Teachings of Master Wuzhu
Zen and Religion of No-Religion
By the same author
The Record of the Dharma Jewel Through the Generations (Lidao fabao ji) is a little known Chan (Zen) Buddhist text of the eighth century, rediscovered in 1900. It is the only remaining artifact of the Bao Tang Chan School of Sichuan. The text relays a fascinating, sectarian history of Chinese Buddhism, intended to showcase the iconoclastic teachings of Bao Tang founder Chan Master Wuszhu (714-774).Adamek brings Master Wuzhu's experimental community to life and situates his paradigm-shifting teachings within the history of Buddhist thought.

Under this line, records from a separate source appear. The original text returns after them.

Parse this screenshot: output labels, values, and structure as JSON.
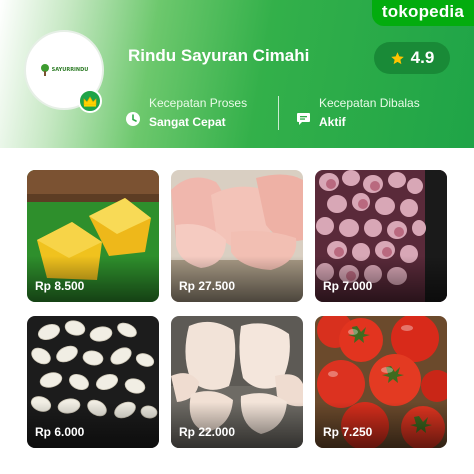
{
  "brand": {
    "name": "tokopedia"
  },
  "shop": {
    "name": "Rindu Sayuran Cimahi",
    "logo_text": "SAYURRINDU",
    "rating": "4.9",
    "stats": [
      {
        "label": "Kecepatan Proses",
        "value": "Sangat Cepat",
        "icon": "clock-icon"
      },
      {
        "label": "Kecepatan Dibalas",
        "value": "Aktif",
        "icon": "chat-icon"
      }
    ]
  },
  "colors": {
    "brand_green": "#03ac0e",
    "header_green": "#1fa447",
    "star": "#ffc400"
  },
  "products": [
    {
      "price": "Rp 8.500",
      "depicts": "yellow tofu"
    },
    {
      "price": "Rp 27.500",
      "depicts": "chicken thigh"
    },
    {
      "price": "Rp 7.000",
      "depicts": "shallots"
    },
    {
      "price": "Rp 6.000",
      "depicts": "peeled garlic"
    },
    {
      "price": "Rp 22.000",
      "depicts": "whole chicken"
    },
    {
      "price": "Rp 7.250",
      "depicts": "tomatoes"
    }
  ]
}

Written by disciples of Master Wuzhu, the Lidao fabao ji is one of the earliest atempts to implement a "religion of no religion", doing away with ritual and devotionalism in favour of "formless practice". Master Wuzhu also challenged the distinctions between lay and ordained worshippers and male and female practitioners. The Lidai fabao ji captures his radical teachings through his reinterpretation of the Chinese practices of merit, repentance, precepts, and Dharma transmission. These aspects of traditional Buddhism continue to be debated, making the Lidai fabao ji a vital document of the struggles, compromises, and insights of an earlier era. Ademek's work opens with a vivid introduction animating Master Wuzhu's cultural environment and comparing his teachings to other Buddhist and historical sources.

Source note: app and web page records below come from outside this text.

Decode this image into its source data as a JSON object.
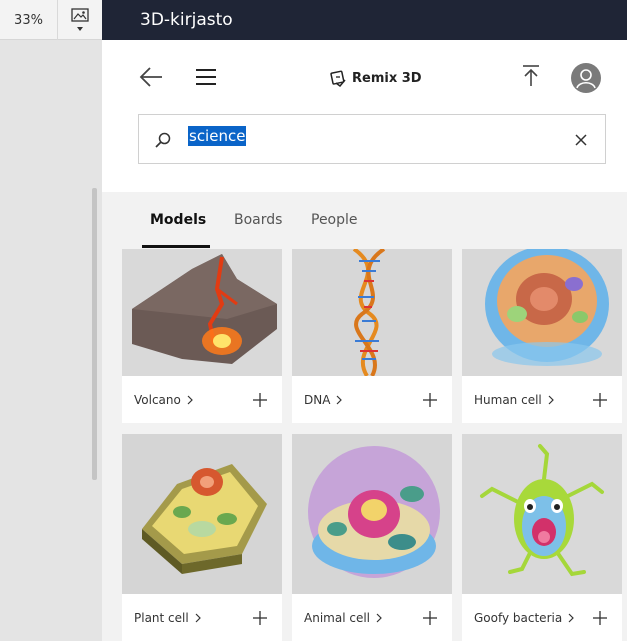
{
  "host": {
    "zoom_label": "33%",
    "image_button_icon": "image-icon"
  },
  "app": {
    "title": "3D-kirjasto",
    "brand": "Remix 3D",
    "brand_icon": "remix3d-logo-icon"
  },
  "search": {
    "value": "science",
    "placeholder": ""
  },
  "tabs": [
    {
      "label": "Models",
      "active": true
    },
    {
      "label": "Boards",
      "active": false
    },
    {
      "label": "People",
      "active": false
    }
  ],
  "models": [
    {
      "name": "Volcano"
    },
    {
      "name": "DNA"
    },
    {
      "name": "Human cell"
    },
    {
      "name": "Plant cell"
    },
    {
      "name": "Animal cell"
    },
    {
      "name": "Goofy bacteria"
    }
  ],
  "colors": {
    "titlebar": "#1f2536",
    "selection": "#0a64c8",
    "panel_bg": "#f2f2f2"
  }
}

"The translation is extremely well done...by an expert in the field with a thorough understanding of the text and its context." Morten Schlutter, author of How Zen Became Zen.